- HOW TO COMPLETE THIS TASK -
In the data that follows, give the number of lines containing the word "label". Offer no additional comment.

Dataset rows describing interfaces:
_____
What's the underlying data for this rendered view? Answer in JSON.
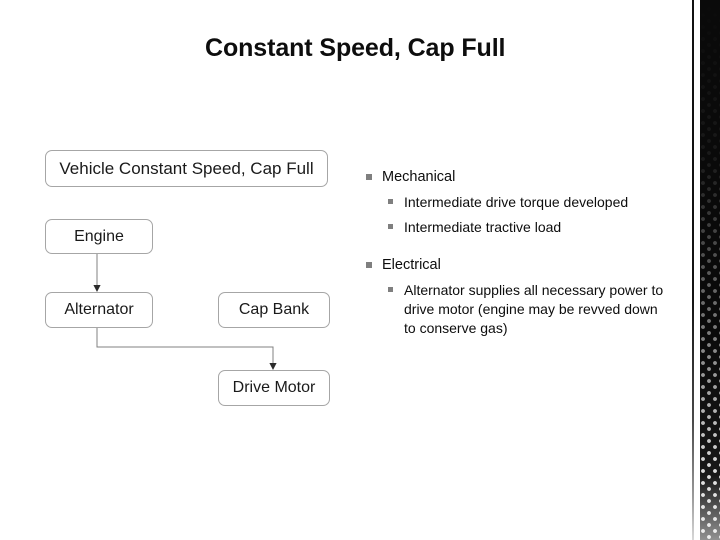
{
  "slide": {
    "title": "Constant Speed, Cap Full",
    "background_color": "#ffffff",
    "title_color": "#0d0d0d"
  },
  "diagram": {
    "node_border_color": "#a6a6a6",
    "connector_color": "#808080",
    "nodes": [
      {
        "id": "vehicle",
        "label": "Vehicle Constant Speed, Cap Full"
      },
      {
        "id": "engine",
        "label": "Engine"
      },
      {
        "id": "alternator",
        "label": "Alternator"
      },
      {
        "id": "capbank",
        "label": "Cap Bank"
      },
      {
        "id": "drivemotor",
        "label": "Drive Motor"
      }
    ],
    "connectors": [
      {
        "from": "engine",
        "to": "alternator"
      },
      {
        "from": "alternator",
        "to": "drivemotor"
      }
    ]
  },
  "bullets": {
    "bullet_color": "#7f7f7f",
    "groups": [
      {
        "heading": "Mechanical",
        "items": [
          "Intermediate drive torque developed",
          "Intermediate tractive load"
        ]
      },
      {
        "heading": "Electrical",
        "items": [
          "Alternator supplies all necessary power to drive motor (engine may be revved down to conserve gas)"
        ]
      }
    ]
  },
  "decoration": {
    "edge_rule_color": "#111111",
    "edge_band_color": "#0b0b0b"
  }
}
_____
- WRITTEN SOLUTION -
5